Nick Alp (Dispute Resolution Partner at Webber Wentzel) offers a brief overview of The Corruption Amendment Bill.
The Department of Justice and Correctional Services has recently published the Prevention and Combating of Corrupt Activities Amendment Bill, 2017 (the Bill) which proposes to amend the Prevention and Combating of Corrupt Activities Act, 12 of 2004(PRECCA).
Although it is certainly a positive development and affirms the legislature’s commitment to ridding society of the scourge of corruption; there are a number of areas where improvements could be made. We set out below the most notable aspects of the Bill as well as some possible areas for improvement (where applicable). The public has an opportunity to provide comments on the Bill by 8 January 2018.
The Bill introduces an “immunity” provision in relation to the existing obligation in section 34 to report knowledge of, or a reasonable suspicion of corrupt activity. This provision states that: “A court may find that any person who bona fide filed a report as contemplated in subsection (1) may not be held liable to any civil, criminal or disciplinary proceedings in respect of the content of such report” [our emphasis].
Although this is a positive amendment, and ought to encourage persons in authority to become more proactive in reporting corruption within their organisations, it is apparent that the “immunity” is not absolute and courts are given discretion to determine whether immunity should be awarded. Creating a non-discretionary immunity when prescribed criteria are met may better serve to assist in ensuring that corruption is exposed. The Bill is also silent on the criteria for reasonable knowledge or suspicion which aids the making of a bona fide report. Further details of what will be considered reasonable should also be provided.
Creating a non-discretionary immunity when prescribed criteria are met may better serve to assist in ensuring that corruption is exposed.
The Bill proposes to place an onerous obligation on persons who find themselves in a position of authority, as defined in PRECCA, to implement internal compliance programmes to ensure offences are detected and reported.
Again, although this is an excellent initiative, the Bill would be improved if the repercussions for non-compliance with the obligation to implement internal compliance programmes were set out in more detail. It would also be useful to have some guidance related to what would constitute an internal compliance programme – what specific measures would need to be put in place?

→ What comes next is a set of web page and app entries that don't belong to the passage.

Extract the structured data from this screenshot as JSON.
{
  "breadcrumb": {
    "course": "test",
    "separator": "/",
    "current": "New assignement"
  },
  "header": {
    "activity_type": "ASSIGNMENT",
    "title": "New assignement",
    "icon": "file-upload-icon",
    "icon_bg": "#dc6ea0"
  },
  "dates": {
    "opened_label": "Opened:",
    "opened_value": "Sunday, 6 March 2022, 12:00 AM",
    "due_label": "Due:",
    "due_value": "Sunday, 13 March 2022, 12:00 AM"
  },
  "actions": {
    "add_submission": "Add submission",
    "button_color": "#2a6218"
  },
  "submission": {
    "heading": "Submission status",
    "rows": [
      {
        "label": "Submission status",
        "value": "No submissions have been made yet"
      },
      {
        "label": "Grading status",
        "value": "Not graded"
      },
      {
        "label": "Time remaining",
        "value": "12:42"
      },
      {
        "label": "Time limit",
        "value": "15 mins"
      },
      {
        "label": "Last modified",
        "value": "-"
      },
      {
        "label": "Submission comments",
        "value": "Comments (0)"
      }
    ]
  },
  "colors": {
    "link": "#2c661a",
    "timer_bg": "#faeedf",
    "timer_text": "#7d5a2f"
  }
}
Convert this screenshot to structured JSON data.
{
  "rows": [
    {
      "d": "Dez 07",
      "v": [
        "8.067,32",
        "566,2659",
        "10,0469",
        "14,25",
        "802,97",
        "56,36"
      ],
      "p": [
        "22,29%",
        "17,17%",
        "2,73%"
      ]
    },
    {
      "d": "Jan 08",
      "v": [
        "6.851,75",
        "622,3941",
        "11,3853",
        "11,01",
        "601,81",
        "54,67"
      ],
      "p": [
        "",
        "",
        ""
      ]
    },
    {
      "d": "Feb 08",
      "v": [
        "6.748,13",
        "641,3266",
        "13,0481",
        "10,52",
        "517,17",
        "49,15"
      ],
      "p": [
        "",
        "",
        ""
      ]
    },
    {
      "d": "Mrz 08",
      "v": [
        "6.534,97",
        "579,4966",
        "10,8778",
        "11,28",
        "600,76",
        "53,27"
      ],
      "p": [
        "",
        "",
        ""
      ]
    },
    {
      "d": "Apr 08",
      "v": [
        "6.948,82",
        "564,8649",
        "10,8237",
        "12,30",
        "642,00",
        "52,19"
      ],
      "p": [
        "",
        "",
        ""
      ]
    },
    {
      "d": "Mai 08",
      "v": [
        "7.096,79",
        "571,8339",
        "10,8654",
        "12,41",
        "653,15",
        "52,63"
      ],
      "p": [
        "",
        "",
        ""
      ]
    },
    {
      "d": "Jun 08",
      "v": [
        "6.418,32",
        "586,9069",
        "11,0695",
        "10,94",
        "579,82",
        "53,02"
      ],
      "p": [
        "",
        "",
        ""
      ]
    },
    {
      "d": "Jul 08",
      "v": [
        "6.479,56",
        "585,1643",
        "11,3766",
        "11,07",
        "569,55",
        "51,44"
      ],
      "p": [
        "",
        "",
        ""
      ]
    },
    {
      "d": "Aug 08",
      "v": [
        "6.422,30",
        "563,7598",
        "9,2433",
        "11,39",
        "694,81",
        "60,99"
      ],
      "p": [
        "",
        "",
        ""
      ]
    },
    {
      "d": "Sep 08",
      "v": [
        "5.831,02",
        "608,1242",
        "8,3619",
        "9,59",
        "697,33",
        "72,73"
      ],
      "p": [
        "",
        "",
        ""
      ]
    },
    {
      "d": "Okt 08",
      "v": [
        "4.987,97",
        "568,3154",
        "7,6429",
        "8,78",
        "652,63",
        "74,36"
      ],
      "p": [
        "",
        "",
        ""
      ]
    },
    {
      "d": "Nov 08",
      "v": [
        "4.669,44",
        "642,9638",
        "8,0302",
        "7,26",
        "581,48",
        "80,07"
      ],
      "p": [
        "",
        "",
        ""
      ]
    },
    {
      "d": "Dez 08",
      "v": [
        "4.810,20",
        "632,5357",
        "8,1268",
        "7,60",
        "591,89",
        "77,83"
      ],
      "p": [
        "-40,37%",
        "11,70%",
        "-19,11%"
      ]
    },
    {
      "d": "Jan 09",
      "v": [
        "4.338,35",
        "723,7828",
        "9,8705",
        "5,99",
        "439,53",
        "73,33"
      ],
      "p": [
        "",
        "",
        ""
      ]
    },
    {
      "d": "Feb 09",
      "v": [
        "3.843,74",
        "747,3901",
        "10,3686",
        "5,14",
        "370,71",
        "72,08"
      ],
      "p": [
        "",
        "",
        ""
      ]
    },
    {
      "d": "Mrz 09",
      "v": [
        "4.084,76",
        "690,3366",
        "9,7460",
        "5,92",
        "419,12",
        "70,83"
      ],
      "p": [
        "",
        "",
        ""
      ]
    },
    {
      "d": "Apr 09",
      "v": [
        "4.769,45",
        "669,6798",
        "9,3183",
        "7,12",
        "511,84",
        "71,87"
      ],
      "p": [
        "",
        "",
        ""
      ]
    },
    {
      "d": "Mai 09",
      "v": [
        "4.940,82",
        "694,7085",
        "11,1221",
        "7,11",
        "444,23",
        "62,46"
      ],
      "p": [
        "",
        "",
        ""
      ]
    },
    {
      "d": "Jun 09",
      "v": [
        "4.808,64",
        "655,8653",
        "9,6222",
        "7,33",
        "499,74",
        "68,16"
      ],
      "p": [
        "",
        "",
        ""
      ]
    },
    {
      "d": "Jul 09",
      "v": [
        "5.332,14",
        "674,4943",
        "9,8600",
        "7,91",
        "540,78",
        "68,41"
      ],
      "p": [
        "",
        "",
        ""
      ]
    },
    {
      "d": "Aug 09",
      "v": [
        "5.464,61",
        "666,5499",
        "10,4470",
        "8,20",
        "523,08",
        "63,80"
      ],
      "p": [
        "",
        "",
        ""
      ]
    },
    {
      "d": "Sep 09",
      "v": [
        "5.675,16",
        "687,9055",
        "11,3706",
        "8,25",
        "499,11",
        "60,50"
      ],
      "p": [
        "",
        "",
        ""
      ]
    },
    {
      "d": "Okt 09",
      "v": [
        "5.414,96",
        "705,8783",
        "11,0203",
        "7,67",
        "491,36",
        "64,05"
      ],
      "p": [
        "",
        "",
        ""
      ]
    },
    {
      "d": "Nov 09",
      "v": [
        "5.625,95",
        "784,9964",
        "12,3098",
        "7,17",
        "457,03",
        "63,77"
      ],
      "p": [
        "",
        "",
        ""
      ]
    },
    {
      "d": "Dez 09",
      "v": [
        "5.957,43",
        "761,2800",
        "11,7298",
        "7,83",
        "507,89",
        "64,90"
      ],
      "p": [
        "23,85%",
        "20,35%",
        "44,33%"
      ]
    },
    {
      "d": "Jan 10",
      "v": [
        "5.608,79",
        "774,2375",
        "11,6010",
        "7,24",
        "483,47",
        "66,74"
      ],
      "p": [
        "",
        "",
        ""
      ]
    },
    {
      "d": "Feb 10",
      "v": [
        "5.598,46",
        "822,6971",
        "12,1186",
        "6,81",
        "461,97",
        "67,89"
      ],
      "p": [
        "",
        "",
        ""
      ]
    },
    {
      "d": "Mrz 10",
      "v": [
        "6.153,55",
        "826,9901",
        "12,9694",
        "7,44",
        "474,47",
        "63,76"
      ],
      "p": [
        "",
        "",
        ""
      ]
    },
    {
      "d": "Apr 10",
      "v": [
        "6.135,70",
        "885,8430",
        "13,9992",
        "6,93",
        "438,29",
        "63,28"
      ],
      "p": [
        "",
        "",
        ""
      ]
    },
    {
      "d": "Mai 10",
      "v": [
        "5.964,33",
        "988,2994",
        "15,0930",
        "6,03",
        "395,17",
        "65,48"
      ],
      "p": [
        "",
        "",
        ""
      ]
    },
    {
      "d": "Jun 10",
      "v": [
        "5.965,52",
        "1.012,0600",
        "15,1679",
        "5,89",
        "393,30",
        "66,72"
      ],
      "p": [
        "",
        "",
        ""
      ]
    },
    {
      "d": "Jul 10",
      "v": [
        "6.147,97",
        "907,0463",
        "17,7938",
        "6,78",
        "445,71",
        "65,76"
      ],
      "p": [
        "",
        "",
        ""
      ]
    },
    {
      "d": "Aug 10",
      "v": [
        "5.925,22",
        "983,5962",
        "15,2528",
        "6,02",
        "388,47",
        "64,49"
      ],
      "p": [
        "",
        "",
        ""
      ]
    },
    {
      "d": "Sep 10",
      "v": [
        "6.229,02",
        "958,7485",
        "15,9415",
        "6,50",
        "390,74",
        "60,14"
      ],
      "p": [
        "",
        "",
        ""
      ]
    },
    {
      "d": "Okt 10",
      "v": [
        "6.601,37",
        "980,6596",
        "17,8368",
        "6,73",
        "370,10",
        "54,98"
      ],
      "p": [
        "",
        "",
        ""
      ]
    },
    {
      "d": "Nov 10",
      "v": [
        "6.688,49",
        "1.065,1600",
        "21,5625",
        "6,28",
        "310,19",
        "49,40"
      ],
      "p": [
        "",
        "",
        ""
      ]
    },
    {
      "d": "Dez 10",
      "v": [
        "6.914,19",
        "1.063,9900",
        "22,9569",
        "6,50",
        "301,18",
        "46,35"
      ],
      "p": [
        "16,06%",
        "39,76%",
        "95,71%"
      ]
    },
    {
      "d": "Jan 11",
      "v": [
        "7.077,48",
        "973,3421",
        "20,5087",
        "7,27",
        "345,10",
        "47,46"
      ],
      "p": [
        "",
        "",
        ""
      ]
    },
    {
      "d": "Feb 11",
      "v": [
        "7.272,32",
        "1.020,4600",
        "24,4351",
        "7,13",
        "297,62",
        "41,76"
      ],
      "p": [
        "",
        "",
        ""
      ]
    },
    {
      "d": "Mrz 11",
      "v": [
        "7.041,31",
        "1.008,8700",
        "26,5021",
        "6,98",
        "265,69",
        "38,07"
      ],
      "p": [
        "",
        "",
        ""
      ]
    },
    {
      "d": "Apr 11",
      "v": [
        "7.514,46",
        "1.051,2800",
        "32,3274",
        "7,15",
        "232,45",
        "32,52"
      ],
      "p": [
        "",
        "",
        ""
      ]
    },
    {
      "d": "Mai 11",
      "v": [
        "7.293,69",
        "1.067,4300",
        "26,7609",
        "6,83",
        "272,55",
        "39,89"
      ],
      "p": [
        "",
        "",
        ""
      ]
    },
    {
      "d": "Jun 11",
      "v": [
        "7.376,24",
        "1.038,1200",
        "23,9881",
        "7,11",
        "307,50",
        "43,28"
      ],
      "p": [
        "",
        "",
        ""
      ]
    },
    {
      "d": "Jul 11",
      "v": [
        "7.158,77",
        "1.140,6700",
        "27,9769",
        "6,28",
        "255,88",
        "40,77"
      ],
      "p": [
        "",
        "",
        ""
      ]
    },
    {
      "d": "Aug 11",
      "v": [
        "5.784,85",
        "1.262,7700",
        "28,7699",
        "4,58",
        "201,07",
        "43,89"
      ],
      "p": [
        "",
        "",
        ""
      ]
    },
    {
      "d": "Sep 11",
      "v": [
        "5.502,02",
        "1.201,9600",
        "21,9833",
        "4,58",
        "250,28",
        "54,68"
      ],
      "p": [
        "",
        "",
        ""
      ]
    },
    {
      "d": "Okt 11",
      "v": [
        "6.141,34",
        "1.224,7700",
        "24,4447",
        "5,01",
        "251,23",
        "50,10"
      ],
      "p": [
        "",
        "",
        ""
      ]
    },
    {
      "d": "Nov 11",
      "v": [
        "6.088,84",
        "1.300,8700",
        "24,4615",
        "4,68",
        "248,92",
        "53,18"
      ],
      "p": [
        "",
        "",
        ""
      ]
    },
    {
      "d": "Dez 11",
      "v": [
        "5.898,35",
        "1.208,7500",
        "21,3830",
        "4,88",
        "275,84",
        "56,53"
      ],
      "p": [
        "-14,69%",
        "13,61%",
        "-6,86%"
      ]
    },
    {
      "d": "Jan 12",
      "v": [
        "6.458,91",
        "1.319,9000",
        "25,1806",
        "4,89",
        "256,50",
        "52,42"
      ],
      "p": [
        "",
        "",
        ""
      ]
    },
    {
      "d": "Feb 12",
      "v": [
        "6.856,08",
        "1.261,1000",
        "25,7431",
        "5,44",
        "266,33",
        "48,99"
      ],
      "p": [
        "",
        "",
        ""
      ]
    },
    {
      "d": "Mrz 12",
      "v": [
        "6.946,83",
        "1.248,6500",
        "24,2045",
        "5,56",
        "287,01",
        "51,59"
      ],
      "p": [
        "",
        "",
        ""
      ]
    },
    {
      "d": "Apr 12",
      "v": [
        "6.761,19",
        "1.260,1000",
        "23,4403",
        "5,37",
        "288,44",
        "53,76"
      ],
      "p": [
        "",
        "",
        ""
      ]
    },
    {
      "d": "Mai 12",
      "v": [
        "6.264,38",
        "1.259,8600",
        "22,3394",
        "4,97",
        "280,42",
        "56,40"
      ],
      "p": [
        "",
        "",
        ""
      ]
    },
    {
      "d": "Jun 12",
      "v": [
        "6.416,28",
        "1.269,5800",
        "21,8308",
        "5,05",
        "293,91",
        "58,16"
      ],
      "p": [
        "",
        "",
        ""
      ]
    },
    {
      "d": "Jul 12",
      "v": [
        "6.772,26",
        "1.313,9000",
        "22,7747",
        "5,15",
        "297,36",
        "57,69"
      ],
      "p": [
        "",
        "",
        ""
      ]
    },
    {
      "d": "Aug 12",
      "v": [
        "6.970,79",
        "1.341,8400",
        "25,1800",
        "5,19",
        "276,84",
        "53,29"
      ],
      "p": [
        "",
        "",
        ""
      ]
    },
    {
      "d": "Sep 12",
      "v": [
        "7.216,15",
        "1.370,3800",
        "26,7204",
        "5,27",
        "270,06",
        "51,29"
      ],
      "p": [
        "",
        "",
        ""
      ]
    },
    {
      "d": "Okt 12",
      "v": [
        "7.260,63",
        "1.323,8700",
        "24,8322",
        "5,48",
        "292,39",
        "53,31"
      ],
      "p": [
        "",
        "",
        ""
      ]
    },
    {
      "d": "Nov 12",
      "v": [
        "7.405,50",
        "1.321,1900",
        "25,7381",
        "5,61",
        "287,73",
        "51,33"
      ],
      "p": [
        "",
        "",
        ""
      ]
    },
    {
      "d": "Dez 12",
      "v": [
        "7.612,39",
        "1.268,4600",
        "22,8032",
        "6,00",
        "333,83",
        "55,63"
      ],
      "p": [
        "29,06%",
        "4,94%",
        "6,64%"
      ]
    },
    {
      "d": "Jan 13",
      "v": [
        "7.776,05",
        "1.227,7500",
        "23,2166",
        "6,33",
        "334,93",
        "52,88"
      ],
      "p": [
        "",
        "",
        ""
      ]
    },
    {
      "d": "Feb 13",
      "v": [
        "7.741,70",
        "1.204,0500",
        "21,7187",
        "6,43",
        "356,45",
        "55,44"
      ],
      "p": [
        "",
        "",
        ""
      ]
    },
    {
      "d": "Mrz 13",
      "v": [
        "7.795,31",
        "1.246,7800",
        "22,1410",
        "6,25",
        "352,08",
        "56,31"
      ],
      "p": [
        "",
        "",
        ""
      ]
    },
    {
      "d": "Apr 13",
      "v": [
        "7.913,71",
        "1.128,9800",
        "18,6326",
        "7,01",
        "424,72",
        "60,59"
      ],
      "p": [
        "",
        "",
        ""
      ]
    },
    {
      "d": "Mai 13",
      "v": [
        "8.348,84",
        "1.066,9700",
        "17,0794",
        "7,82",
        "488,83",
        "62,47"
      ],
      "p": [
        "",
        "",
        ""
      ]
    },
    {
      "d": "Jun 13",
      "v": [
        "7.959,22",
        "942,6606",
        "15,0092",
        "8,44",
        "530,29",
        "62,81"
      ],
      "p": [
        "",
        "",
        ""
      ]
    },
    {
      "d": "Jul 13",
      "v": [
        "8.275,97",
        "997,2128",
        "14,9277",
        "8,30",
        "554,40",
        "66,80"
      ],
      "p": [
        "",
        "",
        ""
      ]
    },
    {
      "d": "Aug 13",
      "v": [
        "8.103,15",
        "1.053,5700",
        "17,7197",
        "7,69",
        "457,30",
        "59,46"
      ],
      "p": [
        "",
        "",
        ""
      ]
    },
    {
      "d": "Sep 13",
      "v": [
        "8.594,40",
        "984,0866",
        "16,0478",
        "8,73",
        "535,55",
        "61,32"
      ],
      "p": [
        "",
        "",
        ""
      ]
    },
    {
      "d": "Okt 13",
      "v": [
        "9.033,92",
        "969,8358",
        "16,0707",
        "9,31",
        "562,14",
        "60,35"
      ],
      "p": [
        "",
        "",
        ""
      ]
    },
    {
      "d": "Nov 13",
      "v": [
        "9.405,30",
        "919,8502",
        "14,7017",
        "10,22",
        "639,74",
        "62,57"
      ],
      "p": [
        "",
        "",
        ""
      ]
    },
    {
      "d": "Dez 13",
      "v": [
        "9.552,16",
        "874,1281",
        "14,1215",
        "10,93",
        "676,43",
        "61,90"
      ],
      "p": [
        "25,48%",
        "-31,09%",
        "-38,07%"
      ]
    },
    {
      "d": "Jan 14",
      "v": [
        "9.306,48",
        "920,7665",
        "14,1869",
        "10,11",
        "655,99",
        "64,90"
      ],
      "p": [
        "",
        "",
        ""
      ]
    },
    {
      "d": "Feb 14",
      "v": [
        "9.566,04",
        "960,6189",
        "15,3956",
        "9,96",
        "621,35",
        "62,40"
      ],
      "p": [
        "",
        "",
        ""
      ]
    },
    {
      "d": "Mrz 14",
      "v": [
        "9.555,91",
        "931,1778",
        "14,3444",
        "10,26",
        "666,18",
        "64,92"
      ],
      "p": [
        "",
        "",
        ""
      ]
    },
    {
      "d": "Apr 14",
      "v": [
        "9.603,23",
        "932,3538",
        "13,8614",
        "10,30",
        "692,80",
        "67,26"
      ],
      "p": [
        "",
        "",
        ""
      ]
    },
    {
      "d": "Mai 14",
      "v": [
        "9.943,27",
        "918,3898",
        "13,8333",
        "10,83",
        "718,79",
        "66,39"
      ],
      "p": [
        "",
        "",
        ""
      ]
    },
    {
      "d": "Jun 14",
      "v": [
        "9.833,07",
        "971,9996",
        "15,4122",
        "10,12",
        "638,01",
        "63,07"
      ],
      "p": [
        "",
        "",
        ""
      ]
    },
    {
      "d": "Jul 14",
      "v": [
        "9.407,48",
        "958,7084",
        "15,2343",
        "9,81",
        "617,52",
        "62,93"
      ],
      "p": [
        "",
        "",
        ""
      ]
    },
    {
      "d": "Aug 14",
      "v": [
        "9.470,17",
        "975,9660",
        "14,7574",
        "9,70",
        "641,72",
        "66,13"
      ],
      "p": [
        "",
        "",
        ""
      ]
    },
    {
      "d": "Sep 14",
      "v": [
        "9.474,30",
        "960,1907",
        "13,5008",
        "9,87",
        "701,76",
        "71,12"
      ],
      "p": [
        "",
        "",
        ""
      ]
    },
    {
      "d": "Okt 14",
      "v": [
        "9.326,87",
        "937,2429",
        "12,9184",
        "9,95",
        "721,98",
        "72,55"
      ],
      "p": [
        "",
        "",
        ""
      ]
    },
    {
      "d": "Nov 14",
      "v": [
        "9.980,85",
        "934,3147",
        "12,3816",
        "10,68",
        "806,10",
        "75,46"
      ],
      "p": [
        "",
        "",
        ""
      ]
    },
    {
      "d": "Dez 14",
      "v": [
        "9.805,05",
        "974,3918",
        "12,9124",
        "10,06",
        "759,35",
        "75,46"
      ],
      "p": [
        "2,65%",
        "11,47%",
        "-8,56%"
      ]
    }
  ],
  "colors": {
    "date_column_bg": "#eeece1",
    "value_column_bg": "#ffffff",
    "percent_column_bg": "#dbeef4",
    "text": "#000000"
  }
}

The Bill also seeks to introduce facilitation payments as an offence by including it in the definition of gratification. A facilitation payment is understood to entail paying a person to make them act in a specific way or to bring about an unfair or unlawful advantage.
Under PRECCA – only guilty individuals were fined for an offence under PRECCA. The Bill, however, seeks to introduce an element of corporate liability and the sentencing of a corporate body. The Bill also seeks to confer authority on Regional and Magistrate’s courts to sentence a perpetrator of an offence to both a fine and imprisonment. The Bill proposes introducing maximum fines payable for an offence under PRECCA; that is to say that a Regional Court may impose a fine not exceeding ZAR 50 million and a Magistrate’s Court may impose a fine not exceeding ZAR 10 million. The Bill also introduces guidelines that a court must take into account when imposing a fine on a corporate body. In this regard the fine must reflect the seriousness of the offence, the amount of the gratification paid, the benefit derived and the annual turnover of the corporate body.
The Bill would be improved if it provided the High Court with authority to sanction both a fine and imprisonment for an offence under PRECCA. It may also be useful to provide a guideline on the weighting to be attached to each of the criteria listed for determining the appropriate fine on a corporate. The Bill also fails to define when a corporate entity will be held liable for an offence of corruption and not its agent. It would be useful if more clarity on this issue was provided.
The Bill also fails to define when a corporate entity will be held liable for an offence of corruption and not its agent. It would be useful if more clarity on this issue was provided.
The Bill also proposes to extend the territorial effect of PRECCA. It gives a court, in whose jurisdiction one/more elements of the crime [offence] have been committed, jurisdiction to try such an offence.
We will keep you updated on key developments in relation to the Bill.